NEW YORK -- Less than 24 hours after his historic Sweet 16 performance, Kansas State guard Markquis Nowell said his injured ankle is 85% to 90% healthy. And he left zero doubt about his status for Saturday's Elite Eight game against Florida Atlantic.
"It's good," Nowell said. "It will probably be [better] tomorrow."
Nowell said that he was able to move around at practice on Friday.
"It was a scare," Nowell said. "I tweaked it a little bit, but it feels good now. Just been icing it, elevating it, stuff you do with a rolled ankle."
Nowell had one of the greatest individual performances in NCAA tournament history in Thursday's 98-93 overtime win over Michigan State, setting a tournament record with 19 assists while also contributing 20 points and 5 steals.
Much of that performance came after Nowell suffered a seemingly serious ankle injury early in the second half. He was on the floor for several minutes and needed to be helped off the floor by two Kansas State staffers.
After sitting at the end of the bench and getting his ankle retaped, Nowell checked himself back into the game two minutes later and propelled the Wildcats to a win.
The 5-foot-8 Harlem native woke up Friday morning to his face on the cover of his hometown paper, the New York Post, which declared him the "King of New York." He received messages from a half-dozen current and former NBA stars, including Trae Young, Donovan Mitchell and Carmelo Anthony.
But Nowell is looking toward Saturday's game.

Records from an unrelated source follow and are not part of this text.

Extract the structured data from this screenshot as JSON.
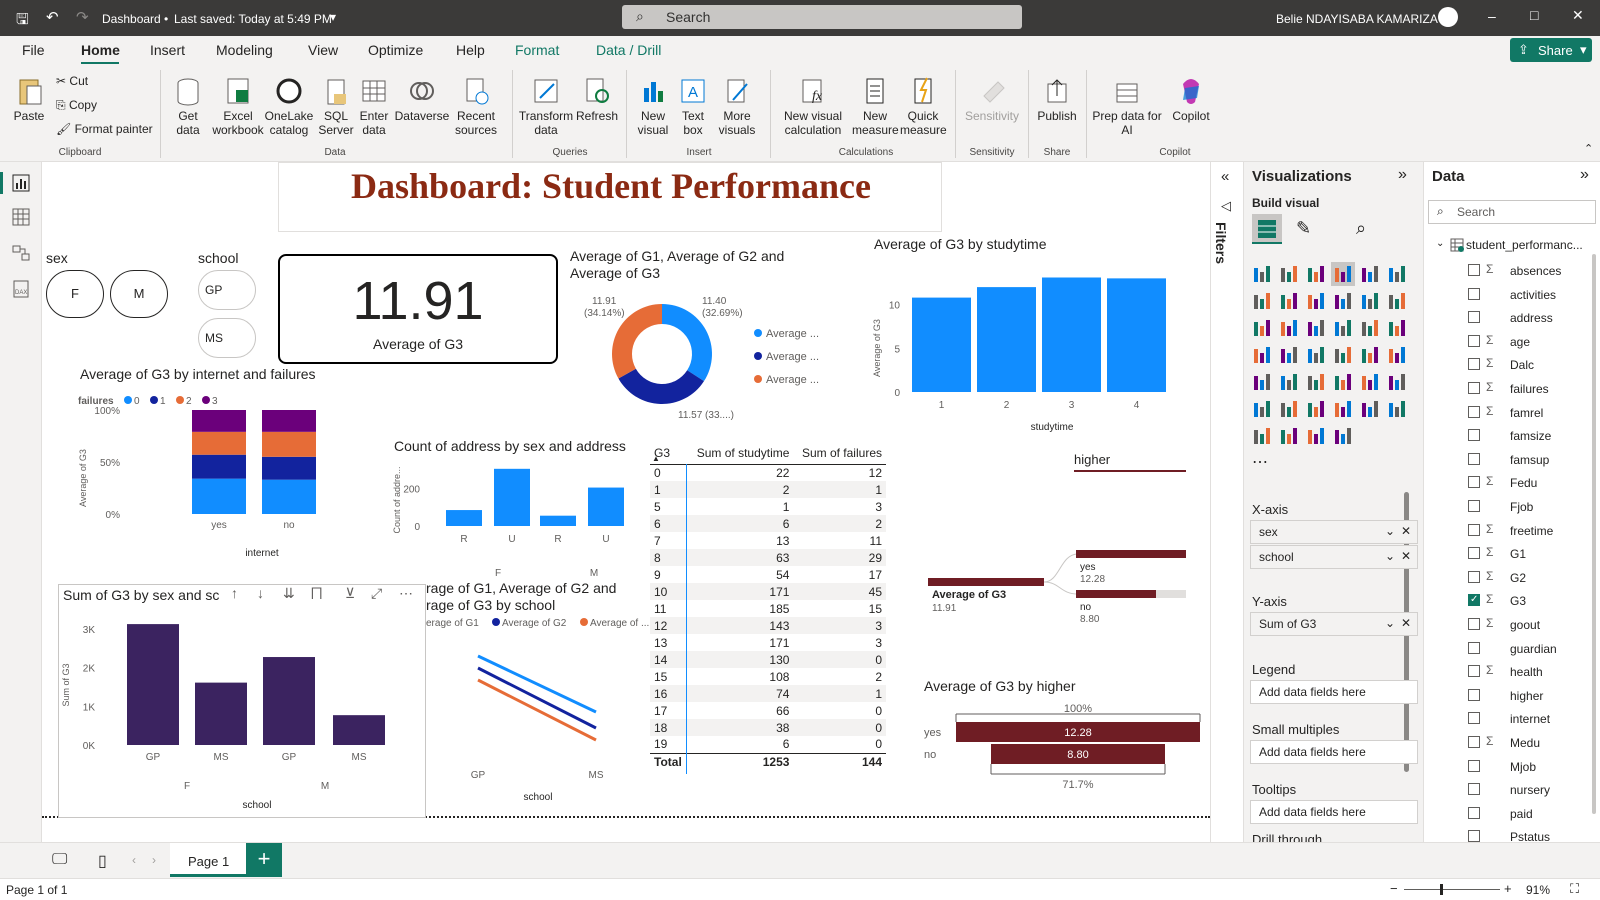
{
  "titlebar": {
    "doc": "Dashboard",
    "saved": "Last saved: Today at 5:49 PM",
    "search": "Search",
    "user": "Belie NDAYISABA KAMARIZA"
  },
  "menu": [
    "File",
    "Home",
    "Insert",
    "Modeling",
    "View",
    "Optimize",
    "Help",
    "Format",
    "Data / Drill"
  ],
  "share": "Share",
  "ribbon": {
    "paste": "Paste",
    "cut": "Cut",
    "copy": "Copy",
    "format_painter": "Format painter",
    "clipboard": "Clipboard",
    "get_data": "Get data",
    "excel": "Excel workbook",
    "onelake": "OneLake catalog",
    "sql": "SQL Server",
    "enter": "Enter data",
    "dataverse": "Dataverse",
    "recent": "Recent sources",
    "data": "Data",
    "transform": "Transform data",
    "refresh": "Refresh",
    "queries": "Queries",
    "new_visual": "New visual",
    "text_box": "Text box",
    "more_visuals": "More visuals",
    "insert": "Insert",
    "new_visual_calc": "New visual calculation",
    "new_measure": "New measure",
    "quick_measure": "Quick measure",
    "calculations": "Calculations",
    "sensitivity": "Sensitivity",
    "sensitivity_grp": "Sensitivity",
    "publish": "Publish",
    "share_grp": "Share",
    "prep": "Prep data for AI",
    "copilot": "Copilot",
    "copilot_grp": "Copilot"
  },
  "dashboard": {
    "title": "Dashboard: Student Performance",
    "sex_slicer": {
      "title": "sex",
      "items": [
        "F",
        "M"
      ]
    },
    "school_slicer": {
      "title": "school",
      "items": [
        "GP",
        "MS"
      ]
    },
    "card": {
      "value": "11.91",
      "label": "Average of G3"
    },
    "donut": {
      "title": "Average of G1, Average of G2 and Average of G3",
      "legend": [
        "Average ...",
        "Average ...",
        "Average ..."
      ],
      "lbl1": "11.91",
      "lbl1b": "(34.14%)",
      "lbl2": "11.40",
      "lbl2b": "(32.69%)",
      "lbl3": "11.57 (33....)"
    },
    "studytime_chart": {
      "title": "Average of G3 by studytime",
      "xlabel": "studytime",
      "ylabel": "Average of G3"
    },
    "internet_chart": {
      "title": "Average of G3 by internet and failures",
      "legend_title": "failures",
      "legend": [
        "0",
        "1",
        "2",
        "3"
      ],
      "ylabel": "Average of G3",
      "xlabel": "internet"
    },
    "address_chart": {
      "title": "Count of address by sex and address",
      "ylabel": "Count of addre...",
      "groups": [
        "F",
        "M"
      ]
    },
    "matrix": {
      "headers": [
        "G3",
        "Sum of studytime",
        "Sum of failures"
      ],
      "rows": [
        [
          "0",
          "22",
          "12"
        ],
        [
          "1",
          "2",
          "1"
        ],
        [
          "5",
          "1",
          "3"
        ],
        [
          "6",
          "6",
          "2"
        ],
        [
          "7",
          "13",
          "11"
        ],
        [
          "8",
          "63",
          "29"
        ],
        [
          "9",
          "54",
          "17"
        ],
        [
          "10",
          "171",
          "45"
        ],
        [
          "11",
          "185",
          "15"
        ],
        [
          "12",
          "143",
          "3"
        ],
        [
          "13",
          "171",
          "3"
        ],
        [
          "14",
          "130",
          "0"
        ],
        [
          "15",
          "108",
          "2"
        ],
        [
          "16",
          "74",
          "1"
        ],
        [
          "17",
          "66",
          "0"
        ],
        [
          "18",
          "38",
          "0"
        ],
        [
          "19",
          "6",
          "0"
        ]
      ],
      "total": [
        "Total",
        "1253",
        "144"
      ]
    },
    "higher_slicer": {
      "title": "higher"
    },
    "decomp": {
      "root_label": "Average of G3",
      "root_value": "11.91",
      "yes_label": "yes",
      "yes_value": "12.28",
      "no_label": "no",
      "no_value": "8.80"
    },
    "funnel": {
      "title": "Average of G3 by higher",
      "top_pct": "100%",
      "bottom_pct": "71.7%"
    },
    "sum_chart": {
      "title": "Sum of G3 by sex and sc",
      "ylabel": "Sum of G3",
      "xlabel": "school",
      "groups": [
        "F",
        "M"
      ]
    },
    "line_chart": {
      "title_a": "rage of G1, Average of G2 and",
      "title_b": "rage of G3 by school",
      "legend": [
        "erage of G1",
        "Average of G2",
        "Average of ..."
      ],
      "xlabel": "school"
    }
  },
  "viz": {
    "title": "Visualizations",
    "build": "Build visual",
    "xaxis": "X-axis",
    "x1": "sex",
    "x2": "school",
    "yaxis": "Y-axis",
    "y1": "Sum of G3",
    "legend": "Legend",
    "small": "Small multiples",
    "tooltips": "Tooltips",
    "drill": "Drill through",
    "add": "Add data fields here"
  },
  "datapane": {
    "title": "Data",
    "search": "Search",
    "table": "student_performanc...",
    "fields": [
      {
        "n": "absences",
        "s": true
      },
      {
        "n": "activities",
        "s": false
      },
      {
        "n": "address",
        "s": false
      },
      {
        "n": "age",
        "s": true
      },
      {
        "n": "Dalc",
        "s": true
      },
      {
        "n": "failures",
        "s": true
      },
      {
        "n": "famrel",
        "s": true
      },
      {
        "n": "famsize",
        "s": false
      },
      {
        "n": "famsup",
        "s": false
      },
      {
        "n": "Fedu",
        "s": true
      },
      {
        "n": "Fjob",
        "s": false
      },
      {
        "n": "freetime",
        "s": true
      },
      {
        "n": "G1",
        "s": true
      },
      {
        "n": "G2",
        "s": true
      },
      {
        "n": "G3",
        "s": true
      },
      {
        "n": "goout",
        "s": true
      },
      {
        "n": "guardian",
        "s": false
      },
      {
        "n": "health",
        "s": true
      },
      {
        "n": "higher",
        "s": false
      },
      {
        "n": "internet",
        "s": false
      },
      {
        "n": "Medu",
        "s": true
      },
      {
        "n": "Mjob",
        "s": false
      },
      {
        "n": "nursery",
        "s": false
      },
      {
        "n": "paid",
        "s": false
      },
      {
        "n": "Pstatus",
        "s": false
      }
    ]
  },
  "pages": {
    "page1": "Page 1",
    "status": "Page 1 of 1",
    "zoom": "91%"
  },
  "chart_data": [
    {
      "type": "bar",
      "title": "Average of G3 by studytime",
      "categories": [
        "1",
        "2",
        "3",
        "4"
      ],
      "values": [
        10.8,
        12.0,
        13.1,
        13.0
      ],
      "ylim": [
        0,
        13.5
      ],
      "yticks": [
        "0",
        "5",
        "10"
      ],
      "xlabel": "studytime",
      "ylabel": "Average of G3"
    },
    {
      "type": "bar",
      "stacked": "100%",
      "title": "Average of G3 by internet and failures",
      "categories": [
        "yes",
        "no"
      ],
      "series": [
        {
          "name": "0",
          "values": [
            0.34,
            0.33
          ]
        },
        {
          "name": "1",
          "values": [
            0.23,
            0.22
          ]
        },
        {
          "name": "2",
          "values": [
            0.22,
            0.24
          ]
        },
        {
          "name": "3",
          "values": [
            0.21,
            0.21
          ]
        }
      ],
      "yticks": [
        "0%",
        "50%",
        "100%"
      ]
    },
    {
      "type": "bar",
      "title": "Count of address by sex and address",
      "categories": [
        "R",
        "U",
        "R",
        "U"
      ],
      "groups": [
        "F",
        "M"
      ],
      "values": [
        85,
        305,
        55,
        205
      ],
      "ylim": [
        0,
        320
      ],
      "yticks": [
        "0",
        "200"
      ]
    },
    {
      "type": "pie",
      "title": "Average of G1, Average of G2 and Average of G3",
      "values": [
        11.91,
        11.4,
        11.57
      ],
      "percent": [
        34.14,
        32.69,
        33.17
      ]
    },
    {
      "type": "bar",
      "title": "Sum of G3 by sex and school",
      "categories": [
        "GP",
        "MS",
        "GP",
        "MS"
      ],
      "groups": [
        "F",
        "M"
      ],
      "values": [
        3120,
        1610,
        2270,
        770
      ],
      "ylim": [
        0,
        3200
      ],
      "yticks": [
        "0K",
        "1K",
        "2K",
        "3K"
      ]
    },
    {
      "type": "line",
      "title": "Average of G1, Average of G2 and Average of G3 by school",
      "x": [
        "GP",
        "MS"
      ],
      "series": [
        {
          "values": [
            12.2,
            10.8
          ]
        },
        {
          "values": [
            11.9,
            10.4
          ]
        },
        {
          "values": [
            11.6,
            10.1
          ]
        }
      ]
    }
  ]
}
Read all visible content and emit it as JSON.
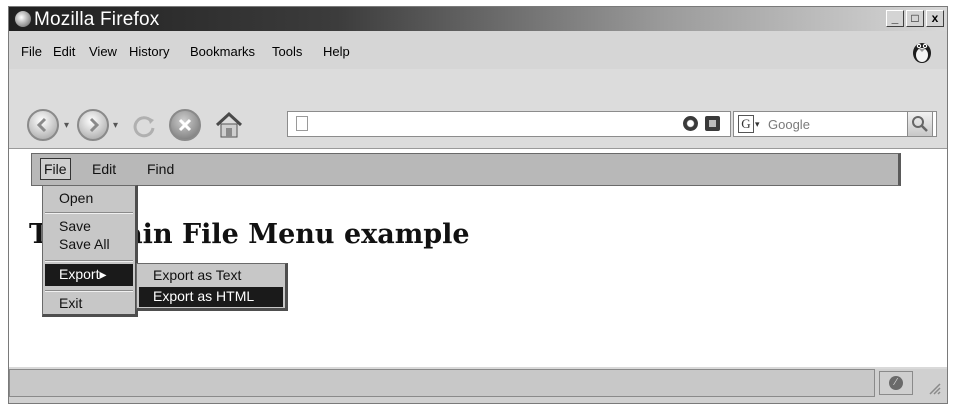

"Just keep focusing on things that's important. Going 1-0. Like we've been preaching the whole season," Nowell said. "We had a great performance yesterday, celebrated last night and now today is the time to flip over the page and focus on Florida Atlantic. ... We just gotta focus and lock in like we've been doing after games."
FAU is aware that Nowell is the No. 1 item on its scouting report. However, as Owls coach Dusty May pointed out, the goal is to choose your battles and slow Nowell down -- not eliminate him completely.
"You don't shut him down," May said. "You try to make him score inefficiently. You try to challenge every pass, every passing lane with anticipation, with our athleticism. But you don't stop a guy like that, you just hope to make him inefficient on that particular night.
"You have to pick your poison. ... Because when you have the range, the midrange, the floaters to the rim, the passing to the left and right hand, he has no holes in his game and he's going to find a solution to whatever coverage you're in."
FAU players said it's imperative to be cognizant of Nowell's teammates and not allow him to rack up easy assists to wide-open cutters -- as Nowell did against Michigan State.
"On-ball pressure is a big key, and also the help-side defense and making sure that the rest of the defenders see their man and don't get backdoor cut and different things that just give him an opportunity to find open people," junior guard Bryan Greenlee said. "I believe with our switching defense and how attentive we are to being disciplined, we can do a good job of containing him."
FAU has experience against high-level playmaking guards, facing Memphis' Kendric Davis in the first round of the NCAA tournament and UAB's Jelly Walker in conference play.
Nowell, who is averaging 21.3 points, 14.0 assists and 3.7 steals in three NCAA tournament games, will be a different test.
"They're a very good team that you have to worry about," Nowell said. "I'm not overlooking them because I've seen what they did to people in this tournament.
"But Kendric Davis and Jelly Walker is them. I'm Markquis."